## Work task
Each line of the data holding "Pertama" should be found and copied.

## Data under study
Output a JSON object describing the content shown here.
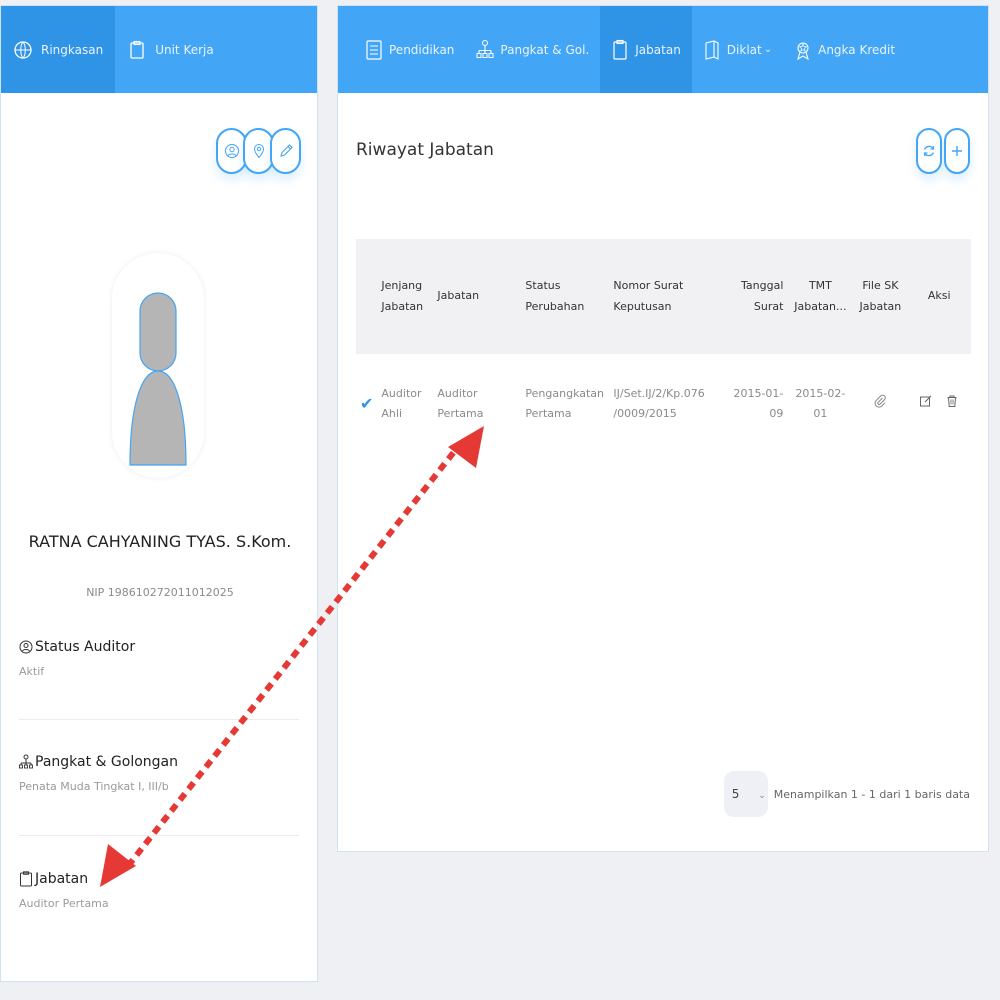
{
  "left": {
    "tabs": [
      {
        "label": "Ringkasan",
        "icon": "globe-icon",
        "active": true
      },
      {
        "label": "Unit Kerja",
        "icon": "clipboard-icon",
        "active": false
      }
    ],
    "actions": [
      "user-circle-icon",
      "location-pin-icon",
      "pencil-icon"
    ],
    "profile": {
      "name": "RATNA CAHYANING TYAS. S.Kom.",
      "nip": "NIP 198610272011012025"
    },
    "info": [
      {
        "title": "Status Auditor",
        "value": "Aktif",
        "icon": "user-circle-icon"
      },
      {
        "title": "Pangkat & Golongan",
        "value": "Penata Muda Tingkat I, III/b",
        "icon": "hierarchy-icon"
      },
      {
        "title": "Jabatan",
        "value": "Auditor Pertama",
        "icon": "clipboard-icon"
      }
    ]
  },
  "right": {
    "tabs": [
      {
        "label": "Pendidikan",
        "icon": "list-icon",
        "active": false
      },
      {
        "label": "Pangkat & Gol.",
        "icon": "hierarchy-icon",
        "active": false
      },
      {
        "label": "Jabatan",
        "icon": "clipboard-icon",
        "active": true
      },
      {
        "label": "Diklat",
        "icon": "book-icon",
        "active": false
      },
      {
        "label": "Angka Kredit",
        "icon": "badge-icon",
        "active": false
      }
    ],
    "diklat_chevron": "⌄",
    "title": "Riwayat Jabatan",
    "table": {
      "headers": [
        [
          "Jenjang",
          "Jabatan"
        ],
        [
          "Jabatan"
        ],
        [
          "Status",
          "Perubahan"
        ],
        [
          "Nomor Surat",
          "Keputusan"
        ],
        [
          "Tanggal",
          "Surat"
        ],
        [
          "TMT",
          "Jabatan..."
        ],
        [
          "File SK",
          "Jabatan"
        ],
        [
          "Aksi"
        ]
      ],
      "row": {
        "jenjang": "Auditor Ahli",
        "jabatan": "Auditor Pertama",
        "status_1": "Pengangkatan",
        "status_2": "Pertama",
        "nomor_1": "IJ/Set.IJ/2/Kp.076",
        "nomor_2": "/0009/2015",
        "tanggal": "2015-01-09",
        "tmt": "2015-02-01"
      }
    },
    "footer": {
      "page_size": "5",
      "summary": "Menampilkan 1 - 1 dari 1 baris data"
    }
  },
  "colors": {
    "primary": "#42a5f5",
    "primary_dark": "#2f93e6",
    "annotation": "#e53935"
  }
}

## Written response
        "value": "Auditor Pertama",
        "jabatan": "Auditor Pertama",
        "status_2": "Pertama",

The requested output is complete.